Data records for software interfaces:
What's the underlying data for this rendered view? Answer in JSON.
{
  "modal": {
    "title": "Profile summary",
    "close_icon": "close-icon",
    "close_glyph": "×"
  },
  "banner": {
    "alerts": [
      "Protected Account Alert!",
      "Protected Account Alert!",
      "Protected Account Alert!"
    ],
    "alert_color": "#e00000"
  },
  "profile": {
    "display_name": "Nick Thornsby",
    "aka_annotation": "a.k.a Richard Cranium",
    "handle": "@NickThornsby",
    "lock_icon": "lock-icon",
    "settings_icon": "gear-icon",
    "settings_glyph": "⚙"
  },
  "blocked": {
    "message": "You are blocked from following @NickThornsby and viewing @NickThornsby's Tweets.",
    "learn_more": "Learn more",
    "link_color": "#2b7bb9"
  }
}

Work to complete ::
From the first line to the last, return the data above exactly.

Result of this task ::
What's the underlying data for this rendered view? Answer in JSON.
{
  "modal": {
    "title": "Profile summary",
    "close_icon": "close-icon",
    "close_glyph": "×"
  },
  "banner": {
    "alerts": [
      "Protected Account Alert!",
      "Protected Account Alert!",
      "Protected Account Alert!"
    ],
    "alert_color": "#e00000"
  },
  "profile": {
    "display_name": "Nick Thornsby",
    "aka_annotation": "a.k.a Richard Cranium",
    "handle": "@NickThornsby",
    "lock_icon": "lock-icon",
    "settings_icon": "gear-icon",
    "settings_glyph": "⚙"
  },
  "blocked": {
    "message": "You are blocked from following @NickThornsby and viewing @NickThornsby's Tweets.",
    "learn_more": "Learn more",
    "link_color": "#2b7bb9"
  }
}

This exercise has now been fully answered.